Since APPROACHING OBLIVION was first published, I have received hundreds of letters from people telling me that I shouldn't be so cynical, that I should look on the bright side. Most of them never bothered to notice that the words in the introduction were a decade old. They just wanted me to look on the bright side. And I would, really I would; if Jerry Falwell and Alexander Haig and Phyllis Schlafly and James Watt and Meyer Kahane and Qadaffi and Prime Minister Botha and little creeps like Lou Stathis were not out there standing in the dark side, waiting to make life unnecessarily crummy for you and me and lots of little kids who'll grow up to read this same introduction ten years hence.
All those letters chided me for being so downbeat. They started out by upbraiding me, but before they concluded they wound up offering apologia for themselves. "I haven't given up," they say. "I'm a good person! I don't litter, and I don't support the National Rifle Association, and I don't blah blah blah." And I look at those letters and think: Why do they feel guilty if they're so above reproach ... do they, also, feel as if they're approaching oblivion?
And it's ten years since I wrote that introduction, and the spirit of Thoreau-like civil disobedience has dissipated like troublesome morning fog, and Jerry Rubin, when last seen, was selling insurance in Marin County, or something like that.

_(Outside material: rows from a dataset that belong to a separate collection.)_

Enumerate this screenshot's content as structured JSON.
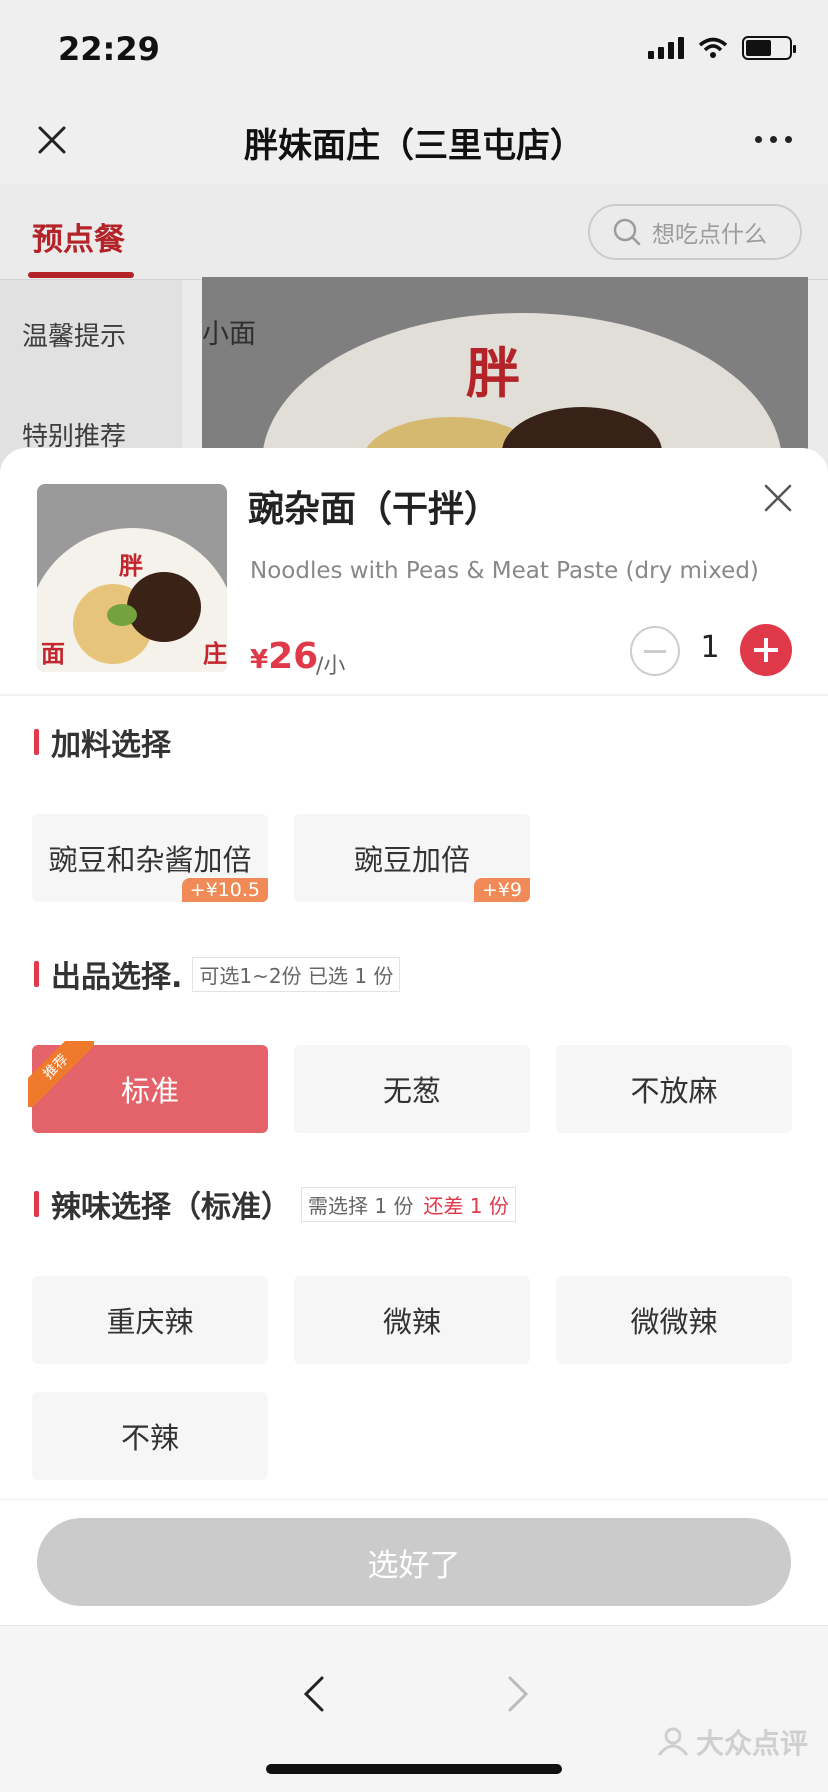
{
  "status_bar": {
    "time": "22:29"
  },
  "nav": {
    "title": "胖妹面庄（三里屯店）"
  },
  "background": {
    "tab_active": "预点餐",
    "search_placeholder": "想吃点什么",
    "sidebar_items": [
      "温馨提示",
      "特别推荐"
    ],
    "category_title": "小面",
    "banner_char": "胖"
  },
  "product": {
    "name": "豌杂面（干拌）",
    "subtitle": "Noodles with Peas & Meat Paste (dry mixed)",
    "price_currency": "¥",
    "price": "26",
    "unit": "/小",
    "quantity": "1",
    "image_chars": [
      "胖",
      "面",
      "庄"
    ]
  },
  "sections": {
    "toppings": {
      "title": "加料选择",
      "options": [
        {
          "label": "豌豆和杂酱加倍",
          "price": "+¥10.5"
        },
        {
          "label": "豌豆加倍",
          "price": "+¥9"
        }
      ]
    },
    "style": {
      "title": "出品选择.",
      "hint": "可选1~2份 已选 1 份",
      "badge": "推荐",
      "options": [
        {
          "label": "标准",
          "selected": true
        },
        {
          "label": "无葱",
          "selected": false
        },
        {
          "label": "不放麻",
          "selected": false
        }
      ]
    },
    "spice": {
      "title": "辣味选择（标准）",
      "hint": "需选择 1 份",
      "hint_warn": "还差 1 份",
      "options": [
        {
          "label": "重庆辣"
        },
        {
          "label": "微辣"
        },
        {
          "label": "微微辣"
        },
        {
          "label": "不辣"
        }
      ]
    }
  },
  "confirm_label": "选好了",
  "watermark": "大众点评",
  "colors": {
    "accent": "#e0394a",
    "selected": "#e4636b",
    "brand_red": "#c3262c",
    "price_tag": "#f08a56"
  }
}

It's ten years, and to my amazement I'm still here. Most of my writer friends use word processors while I still bang away on this Olympia manual; they tore down the Brown Derby to make a parking lot; Walter Tevis and Phil Seuling and Bert Chandler and a bunch of my other friends have died; New York City ain't fun no more; and with the exception of Skor, you'll have a hard time finding a decent candy bar in the States; but I'm still here, still shaking my head in dismay at what Penthouse and the hypocrites who run the Miss America contest did to Vanessa Williams; still here anxious to look on the bright side, but somehow finally convinced that a few of us are doomed forever to view with alarm so the rest of you don't get too cozy.